|Martin Pearlman conducted the score by Henry Purcell. (Eric Antoniou/file)|
John Dryden wrote his play "King Arthur" in 1684, but it wasn't until seven years later that Henry Purcell added a series of musical numbers to the drama. The play tells the story of Arthur's defeat of the warring Saxons in the fifth century. It has no Camelot, no knights, and no round table, which may partly explain why it survives in the public imagination only through its link to Purcell's score, which history has deemed to be of greater lasting value.
Groups often dispense with the drama entirely when performing "King Arthur." For its performances this past weekend, Boston Baroque substituted a spoken narrative crafted by Laurence Senelick of Tufts University that mixed text from the play, stage directions, and Senelick's own verse. It was further adapted by poet Robert Pinsky, who served as narrator.
Early in Friday's performance, Pinsky solemnly promised an evening "full of spectacle, song, and magic." That the performance delivered on the promise is a testament, first, to Purcell's score - an inexhaustible fount of invention and variety. Much of it is an assemblage of dances, songs, and choral numbers that move the plot along. Other portions are masques - entertainments within the drama itself. One of the best known of the masques is the "Frost Scene" in Act III, when the evil sorcerer Osmond conjures a wintry scene before Arthur's love, Emmeline. The music, full of icy tremolos, constitutes some of the simplest yet most effective tone painting in the Baroque era.
It was a shrewd move to jettison the play and use the Senelick-Pinsky narration. Not only did it lend dramatic coherence to what would have otherwise been simply a sequence of musical numbers, but the sly, witty text brought Dryden's antediluvian drama into the present. Pinsky used the entire range of his resonant baritone to project the play's cadre of characters, though one wished that his voice had been amplified more clearly.

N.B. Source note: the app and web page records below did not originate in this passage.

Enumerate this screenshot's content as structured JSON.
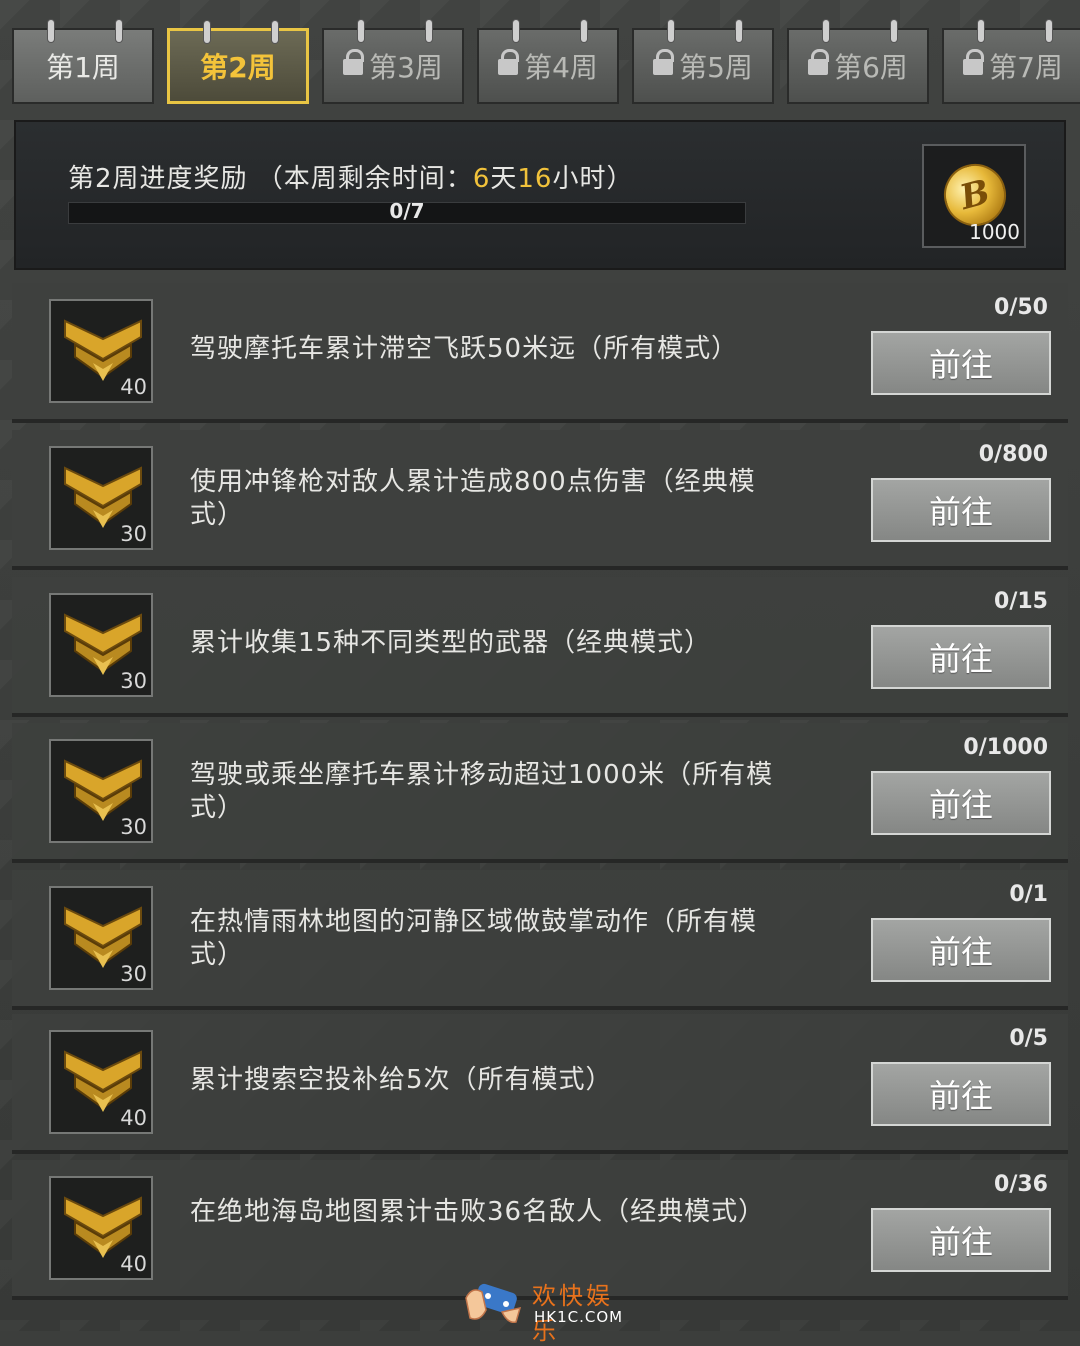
{
  "tabs": [
    {
      "label": "第1周",
      "locked": false,
      "active": false
    },
    {
      "label": "第2周",
      "locked": false,
      "active": true
    },
    {
      "label": "第3周",
      "locked": true,
      "active": false
    },
    {
      "label": "第4周",
      "locked": true,
      "active": false
    },
    {
      "label": "第5周",
      "locked": true,
      "active": false
    },
    {
      "label": "第6周",
      "locked": true,
      "active": false
    },
    {
      "label": "第7周",
      "locked": true,
      "active": false
    }
  ],
  "header": {
    "title_prefix": "第2周进度奖励 （本周剩余时间：",
    "days": "6",
    "days_unit": "天",
    "hours": "16",
    "hours_unit": "小时）",
    "progress_text": "0/7",
    "progress_fraction": 0,
    "reward_icon": "coin-icon",
    "reward_coin_symbol": "B",
    "reward_count": "1000"
  },
  "tasks": [
    {
      "points": "40",
      "desc": "驾驶摩托车累计滞空飞跃50米远（所有模式）",
      "progress": "0/50",
      "button": "前往"
    },
    {
      "points": "30",
      "desc": "使用冲锋枪对敌人累计造成800点伤害（经典模式）",
      "progress": "0/800",
      "button": "前往"
    },
    {
      "points": "30",
      "desc": "累计收集15种不同类型的武器（经典模式）",
      "progress": "0/15",
      "button": "前往"
    },
    {
      "points": "30",
      "desc": "驾驶或乘坐摩托车累计移动超过1000米（所有模式）",
      "progress": "0/1000",
      "button": "前往"
    },
    {
      "points": "30",
      "desc": "在热情雨林地图的河静区域做鼓掌动作（所有模式）",
      "progress": "0/1",
      "button": "前往"
    },
    {
      "points": "40",
      "desc": "累计搜索空投补给5次（所有模式）",
      "progress": "0/5",
      "button": "前往"
    },
    {
      "points": "40",
      "desc": "在绝地海岛地图累计击败36名敌人（经典模式）",
      "progress": "0/36",
      "button": "前往"
    }
  ],
  "watermark": {
    "cn": "欢快娱乐",
    "en": "HK1C.COM"
  },
  "colors": {
    "accent": "#f1c23b",
    "button": "#959795",
    "panel": "#3e403e"
  }
}
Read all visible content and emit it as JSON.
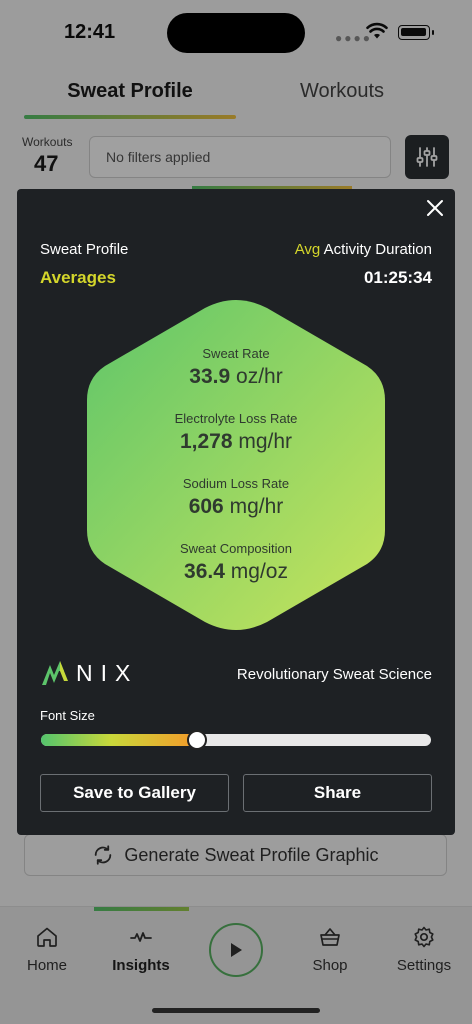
{
  "status_bar": {
    "time": "12:41"
  },
  "tabs": {
    "active": "Sweat Profile",
    "inactive": "Workouts"
  },
  "workouts": {
    "label": "Workouts",
    "count": "47"
  },
  "filter": {
    "placeholder": "No filters applied"
  },
  "generate_button": {
    "label": "Generate Sweat Profile Graphic"
  },
  "modal": {
    "title": "Sweat Profile",
    "subtitle": "Averages",
    "duration_accent": "Avg",
    "duration_label": "Activity Duration",
    "duration_value": "01:25:34",
    "metrics": [
      {
        "label": "Sweat Rate",
        "value": "33.9",
        "unit": "oz/hr"
      },
      {
        "label": "Electrolyte Loss Rate",
        "value": "1,278",
        "unit": "mg/hr"
      },
      {
        "label": "Sodium Loss Rate",
        "value": "606",
        "unit": "mg/hr"
      },
      {
        "label": "Sweat Composition",
        "value": "36.4",
        "unit": "mg/oz"
      }
    ],
    "brand": "NIX",
    "tagline": "Revolutionary Sweat Science",
    "font_size_label": "Font Size",
    "font_size_fraction": 0.4,
    "save_label": "Save to Gallery",
    "share_label": "Share"
  },
  "nav": {
    "items": [
      {
        "label": "Home",
        "icon": "home-icon"
      },
      {
        "label": "Insights",
        "icon": "insights-icon"
      },
      {
        "label": "Shop",
        "icon": "basket-icon"
      },
      {
        "label": "Settings",
        "icon": "gear-icon"
      }
    ],
    "play_icon": "play-icon"
  },
  "colors": {
    "accent_yellow": "#d4d62b",
    "modal_bg": "#1e2124",
    "hex_gradient_start": "#66c96a",
    "hex_gradient_end": "#c5e35b"
  }
}
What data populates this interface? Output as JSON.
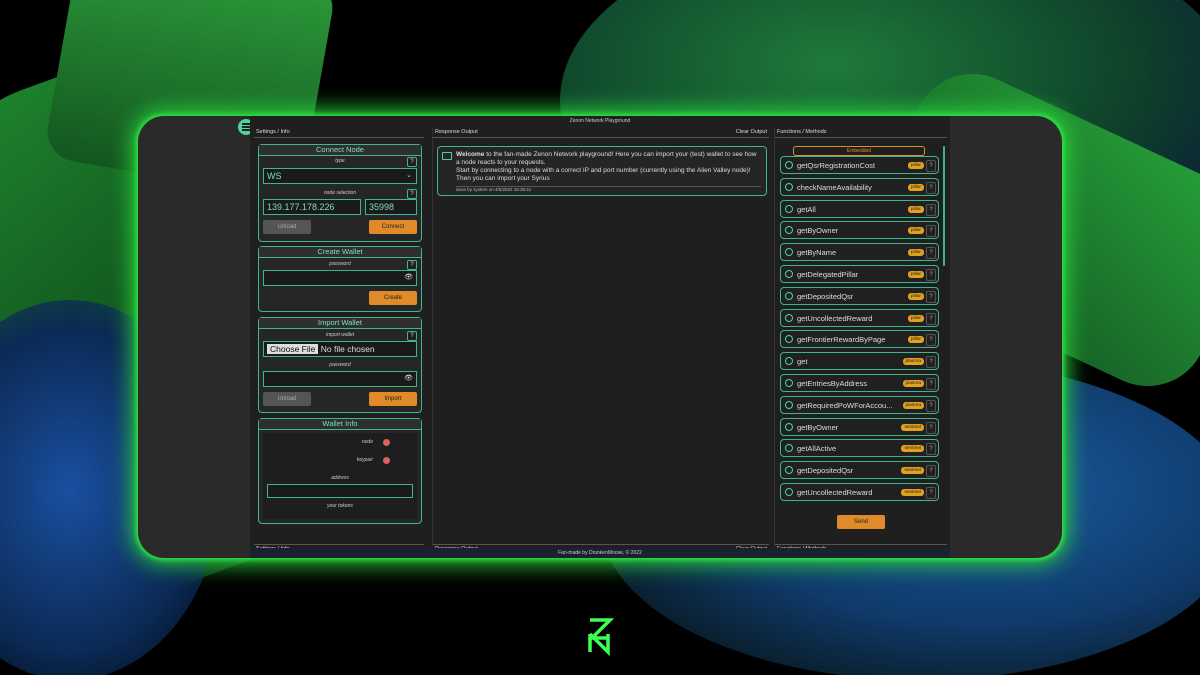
{
  "app": {
    "title": "Zenon Network Playground",
    "footer": "Fan-made by DrunkenMoose, © 2022"
  },
  "left": {
    "header": "Settings / Info",
    "footer": "Settings / Info",
    "connect": {
      "title": "Connect Node",
      "type_label": "type",
      "type_value": "WS",
      "node_label": "node selection",
      "ip": "139.177.178.226",
      "port": "35998",
      "unload": "Unload",
      "connect": "Connect"
    },
    "create": {
      "title": "Create Wallet",
      "password_label": "password",
      "button": "Create"
    },
    "import": {
      "title": "Import Wallet",
      "import_label": "import wallet",
      "choose": "Choose File",
      "no_file": "No file chosen",
      "password_label": "password",
      "unload": "Unload",
      "import": "Import"
    },
    "info": {
      "title": "Wallet Info",
      "node": "node",
      "keypair": "keypair",
      "address": "address",
      "tokens": "your tokens"
    }
  },
  "mid": {
    "header": "Response Output",
    "clear": "Clear Output",
    "footer": "Response Output",
    "footer_clear": "Clear Output",
    "message": {
      "bold": "Welcome",
      "text": " to the fan-made Zenon Network playground! Here you can import your (test) wallet to see how a node reacts to your requests.",
      "text2": "Start by connecting to a node with a correct IP and port number (currently using the Alien Valley node)! Then you can import your Syrius",
      "meta": "done by system on 4/5/2022 15:39:41"
    }
  },
  "right": {
    "header": "Functions / Methods",
    "footer": "Functions / Methods",
    "embedded": "Embedded",
    "send": "Send",
    "functions": [
      {
        "name": "getQsrRegistrationCost",
        "tag": "pillar"
      },
      {
        "name": "checkNameAvailability",
        "tag": "pillar"
      },
      {
        "name": "getAll",
        "tag": "pillar"
      },
      {
        "name": "getByOwner",
        "tag": "pillar"
      },
      {
        "name": "getByName",
        "tag": "pillar"
      },
      {
        "name": "getDelegatedPillar",
        "tag": "pillar"
      },
      {
        "name": "getDepositedQsr",
        "tag": "pillar"
      },
      {
        "name": "getUncollectedReward",
        "tag": "pillar"
      },
      {
        "name": "getFrontierRewardByPage",
        "tag": "pillar"
      },
      {
        "name": "get",
        "tag": "plasma"
      },
      {
        "name": "getEntriesByAddress",
        "tag": "plasma"
      },
      {
        "name": "getRequiredPoWForAccou...",
        "tag": "plasma"
      },
      {
        "name": "getByOwner",
        "tag": "sentinel"
      },
      {
        "name": "getAllActive",
        "tag": "sentinel"
      },
      {
        "name": "getDepositedQsr",
        "tag": "sentinel"
      },
      {
        "name": "getUncollectedReward",
        "tag": "sentinel"
      }
    ]
  },
  "colors": {
    "accent": "#3fb58a",
    "orange": "#e08a2a",
    "glow": "#28d23c",
    "red_dot": "#e06060"
  }
}
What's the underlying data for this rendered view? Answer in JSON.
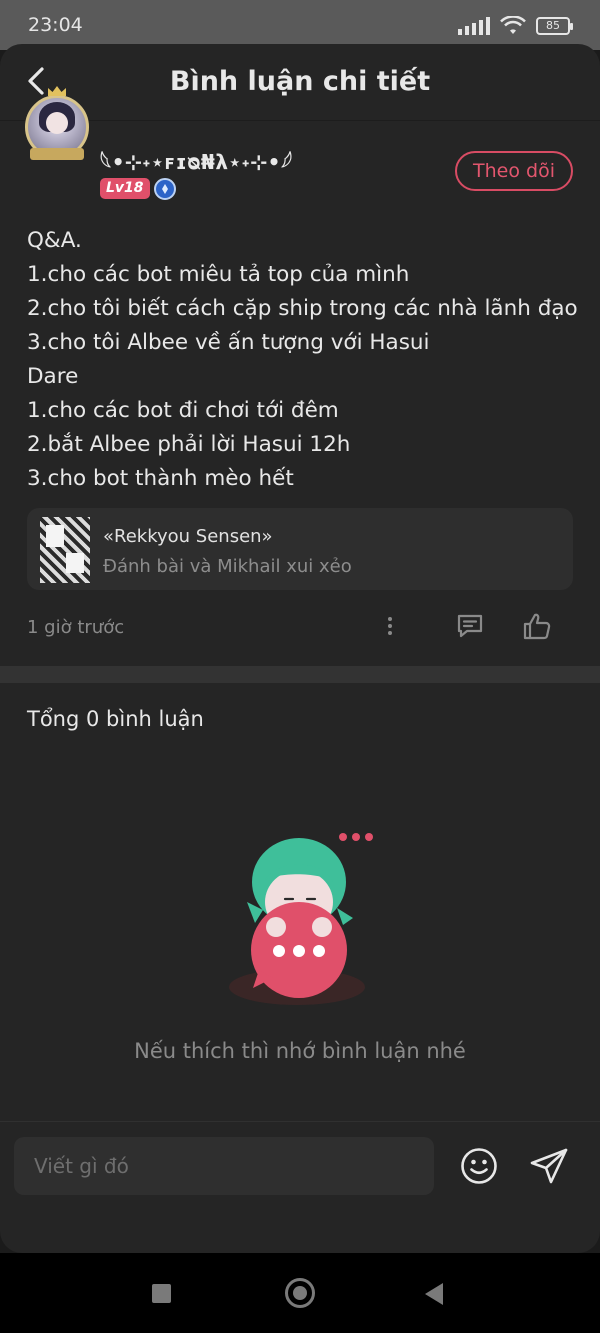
{
  "status_bar": {
    "time": "23:04",
    "battery": "85"
  },
  "header": {
    "title": "Bình luận chi tiết"
  },
  "post": {
    "author": {
      "name": "𓆩•⊹˖⋆ꜰɪᴓ₦λ⋆˖⊹•𓆪",
      "level": "Lv18"
    },
    "follow_label": "Theo dõi",
    "body": "Q&A.\n1.cho các bot miêu tả top của mình\n2.cho tôi biết cách cặp ship trong các nhà lãnh đạo\n3.cho tôi Albee về ấn tượng với Hasui\nDare\n1.cho các bot đi chơi tới đêm\n2.bắt Albee phải lời Hasui 12h\n3.cho bot thành mèo hết",
    "linked_story": {
      "title": "«Rekkyou Sensen»",
      "subtitle": "Đánh bài và Mikhail xui xẻo"
    },
    "time_ago": "1 giờ trước"
  },
  "comments": {
    "total_label": "Tổng 0 bình luận",
    "empty_message": "Nếu thích thì nhớ bình luận nhé"
  },
  "input": {
    "placeholder": "Viết gì đó"
  },
  "colors": {
    "accent": "#e0506a",
    "background": "#252525",
    "card": "#2e2e2e",
    "muted_text": "#8a8a8a"
  }
}
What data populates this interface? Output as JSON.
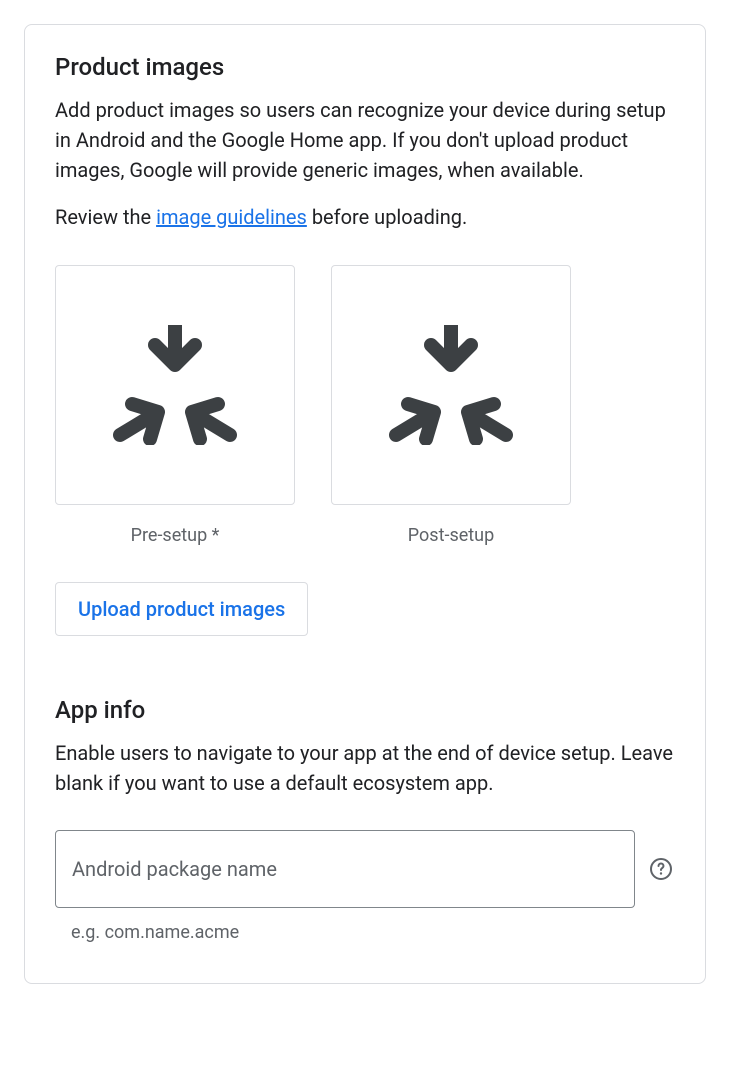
{
  "product_images": {
    "title": "Product images",
    "description": "Add product images so users can recognize your device during setup in Android and the Google Home app. If you don't upload product images, Google will provide generic images, when available.",
    "review_prefix": "Review the ",
    "review_link": "image guidelines",
    "review_suffix": " before uploading.",
    "items": [
      {
        "caption": "Pre-setup *"
      },
      {
        "caption": "Post-setup"
      }
    ],
    "upload_button": "Upload product images"
  },
  "app_info": {
    "title": "App info",
    "description": "Enable users to navigate to your app at the end of device setup. Leave blank if you want to use a default ecosystem app.",
    "input_placeholder": "Android package name",
    "input_value": "",
    "hint": "e.g. com.name.acme"
  }
}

Martin Pearlman led a lucid and animated performance. Both chorus and orchestra were in exceptional form; trumpeters Jesse Levine and Robinson Pyle made heroic contributions.
Soprano Kristen Watson and baritone David Kravitz were the standouts among the vocal soloists; tenor Marc Molomot was impressive as well. Soprano Sara Heaton offered an elegantly restrained version of Act V's famous "Fairest Isle" song. Less genteel but equally engaging was the lusty rendition of that act's "Chorus of Peasants" by Kravitz and a group of male choristers, who adopted appropriately rustic accents and waved tiny British flags at the end. It was a fine entertainment, in the best Baroque sense.